- Objective – the purpose of the piece or the angle it needs to take.
- Target audience – what they know, what do they expect and what actions should they take after viewing the content. What do they know about the content you are going to produce? What are their concerns or pain points? Note that ‘CEOs and decisionmakers in xx sector’ is not a good target audience definition.
- Key messages – specify the key messages for this piece of content. Try to keep to just 3-5 messages.
- Specifications – such as word count, document outline and form factor. A writer trying to pack messages into a 500-word article is implementing a very different task than someone trying to put the same messages into a 1,500-word blog, for example.
- Supporting materials for context – background on a client or business that informs the content. The key here is to provide just enough relevant information. Spend the time considering what will be useful, and what will be overwhelming.
- Reference content to match for style – previous examples of content and brand guidelines to ensure consistency.
- Sensitivities or things to avoid – Any regulatory constraints to consider or topics to avoid.
- Deadlines – when does the content need to be delivered? Remember to include any internal deadlines.

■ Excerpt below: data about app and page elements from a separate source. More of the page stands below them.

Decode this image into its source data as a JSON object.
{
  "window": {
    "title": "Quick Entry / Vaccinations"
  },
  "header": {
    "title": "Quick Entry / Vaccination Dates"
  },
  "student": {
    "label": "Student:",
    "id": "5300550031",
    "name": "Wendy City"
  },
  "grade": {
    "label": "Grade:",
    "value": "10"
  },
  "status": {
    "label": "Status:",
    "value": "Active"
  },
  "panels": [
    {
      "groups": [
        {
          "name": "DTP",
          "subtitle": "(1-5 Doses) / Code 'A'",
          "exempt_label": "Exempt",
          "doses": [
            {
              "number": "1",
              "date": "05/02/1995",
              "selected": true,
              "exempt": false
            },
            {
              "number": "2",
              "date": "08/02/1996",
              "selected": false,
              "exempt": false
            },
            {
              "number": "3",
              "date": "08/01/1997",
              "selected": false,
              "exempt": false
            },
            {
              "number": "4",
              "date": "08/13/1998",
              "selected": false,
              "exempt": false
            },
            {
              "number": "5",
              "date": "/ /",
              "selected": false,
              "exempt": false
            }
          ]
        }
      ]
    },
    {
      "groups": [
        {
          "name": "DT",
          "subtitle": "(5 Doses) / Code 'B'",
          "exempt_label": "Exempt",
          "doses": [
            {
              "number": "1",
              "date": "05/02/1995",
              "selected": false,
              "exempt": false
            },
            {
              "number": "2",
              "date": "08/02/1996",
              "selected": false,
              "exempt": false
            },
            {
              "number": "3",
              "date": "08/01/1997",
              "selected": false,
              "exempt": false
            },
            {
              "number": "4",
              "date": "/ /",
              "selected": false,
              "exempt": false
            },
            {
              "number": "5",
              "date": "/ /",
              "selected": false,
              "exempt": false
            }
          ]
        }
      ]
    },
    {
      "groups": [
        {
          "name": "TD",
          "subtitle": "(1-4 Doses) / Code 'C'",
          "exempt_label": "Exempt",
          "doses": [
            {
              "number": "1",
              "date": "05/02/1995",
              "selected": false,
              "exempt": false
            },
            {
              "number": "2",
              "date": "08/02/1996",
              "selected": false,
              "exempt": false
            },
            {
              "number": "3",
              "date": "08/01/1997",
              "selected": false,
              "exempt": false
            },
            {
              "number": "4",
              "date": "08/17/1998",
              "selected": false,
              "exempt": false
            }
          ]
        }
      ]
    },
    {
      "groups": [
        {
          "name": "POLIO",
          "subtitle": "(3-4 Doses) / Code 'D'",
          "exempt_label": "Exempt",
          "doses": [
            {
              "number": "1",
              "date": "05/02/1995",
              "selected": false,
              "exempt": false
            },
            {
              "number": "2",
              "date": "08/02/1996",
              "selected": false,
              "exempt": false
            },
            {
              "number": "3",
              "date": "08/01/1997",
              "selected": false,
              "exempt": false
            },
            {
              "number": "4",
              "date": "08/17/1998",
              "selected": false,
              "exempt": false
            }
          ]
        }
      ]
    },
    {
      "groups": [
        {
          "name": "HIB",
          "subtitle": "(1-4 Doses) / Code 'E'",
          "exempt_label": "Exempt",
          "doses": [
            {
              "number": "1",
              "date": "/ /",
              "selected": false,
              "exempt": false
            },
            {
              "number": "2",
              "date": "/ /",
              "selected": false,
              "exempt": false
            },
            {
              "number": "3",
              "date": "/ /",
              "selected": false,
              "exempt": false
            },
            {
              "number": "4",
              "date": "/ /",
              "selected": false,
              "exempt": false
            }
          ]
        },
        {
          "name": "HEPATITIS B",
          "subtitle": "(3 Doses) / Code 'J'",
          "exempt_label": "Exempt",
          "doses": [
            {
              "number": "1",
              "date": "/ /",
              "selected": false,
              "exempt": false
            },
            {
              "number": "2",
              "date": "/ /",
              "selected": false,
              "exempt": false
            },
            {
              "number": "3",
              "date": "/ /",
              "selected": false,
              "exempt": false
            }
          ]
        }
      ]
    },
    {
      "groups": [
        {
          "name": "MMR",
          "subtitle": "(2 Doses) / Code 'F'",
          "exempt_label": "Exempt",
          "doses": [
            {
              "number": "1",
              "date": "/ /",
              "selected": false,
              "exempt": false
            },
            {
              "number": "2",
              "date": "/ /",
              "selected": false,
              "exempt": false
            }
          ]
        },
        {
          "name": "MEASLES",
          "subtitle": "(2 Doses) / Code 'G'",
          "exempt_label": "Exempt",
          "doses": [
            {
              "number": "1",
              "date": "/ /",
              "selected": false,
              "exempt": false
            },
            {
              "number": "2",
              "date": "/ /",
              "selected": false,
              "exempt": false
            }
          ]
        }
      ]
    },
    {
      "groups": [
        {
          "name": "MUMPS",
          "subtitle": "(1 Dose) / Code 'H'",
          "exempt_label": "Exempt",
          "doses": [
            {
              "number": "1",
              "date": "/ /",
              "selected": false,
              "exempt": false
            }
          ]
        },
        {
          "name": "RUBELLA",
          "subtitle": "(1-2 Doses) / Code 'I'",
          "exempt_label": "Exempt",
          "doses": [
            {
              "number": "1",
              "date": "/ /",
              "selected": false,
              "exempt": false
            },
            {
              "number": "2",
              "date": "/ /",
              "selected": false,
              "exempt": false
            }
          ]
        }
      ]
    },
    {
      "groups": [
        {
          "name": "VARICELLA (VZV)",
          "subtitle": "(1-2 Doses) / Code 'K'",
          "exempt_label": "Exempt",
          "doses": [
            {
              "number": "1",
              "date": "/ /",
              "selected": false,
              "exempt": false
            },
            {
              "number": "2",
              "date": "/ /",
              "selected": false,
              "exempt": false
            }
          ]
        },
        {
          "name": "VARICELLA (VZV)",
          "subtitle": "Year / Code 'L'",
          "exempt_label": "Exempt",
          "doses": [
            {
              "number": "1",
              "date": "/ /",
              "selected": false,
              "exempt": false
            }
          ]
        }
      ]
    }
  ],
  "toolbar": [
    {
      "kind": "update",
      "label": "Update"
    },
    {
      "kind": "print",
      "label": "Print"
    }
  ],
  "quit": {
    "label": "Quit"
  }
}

Now that we know how to give a brief, we need to discuss how to receive it.
Interrogate the brief
In a perfect world when a content creator receives a brief, it has all the information needed to develop exactly what a client wants. Yet, you might find the information is incomplete or there is so much detail that it’s difficult to extract any key messages. If you happen to be a content creator in this position, then ensure you challenge and interrogate the brief. Now is the time to understand rather than further down the line: remember that the cost of an error multiplies manifold the later you get in the process.
- Ask questions – refer to the criteria above. Is the target audience vague? Are key messages not clear, or too ambitious?
- Don’t confuse a product training session with a brief for a content asset. The two are related but different.
- Create content that considers the target audience and key messages.
When it comes to a brief, content creators can never ask enough questions. If you find there is too little or too much information or data that isn’t relevant to you such as internal constraints, always seek out the answers before starting the project.
Giving and receiving a brief is a fundamental skill in content marketing for tech B2B audiences.
Experienced content reviewers will tell you that they can determine within the first 10 seconds if someone hasn’t understood the brief. If they haven’t, it’s important to determine where communication breaks down. Did the client send over a bad brief? Did the internal creator not ask the right questions, if any at all? This leads to frustration, deadlines pushed back, and what should’ve been a two-hour task, can take up the rest of the afternoon or a whole day.
Finding the balance of information for content creators and then, as the creator, extracting that information is essential – it’s a real shame that agencies and content creators are often reluctant to ask questions and spend the time to get the understanding needed. This will help reduce the time spent on a project and keep internal and external stakeholders happy. Create a concise brief, ask questions and develop content that a modern-day Michelangelo would be proud of.
Photo by Calvin Craig on Unsplash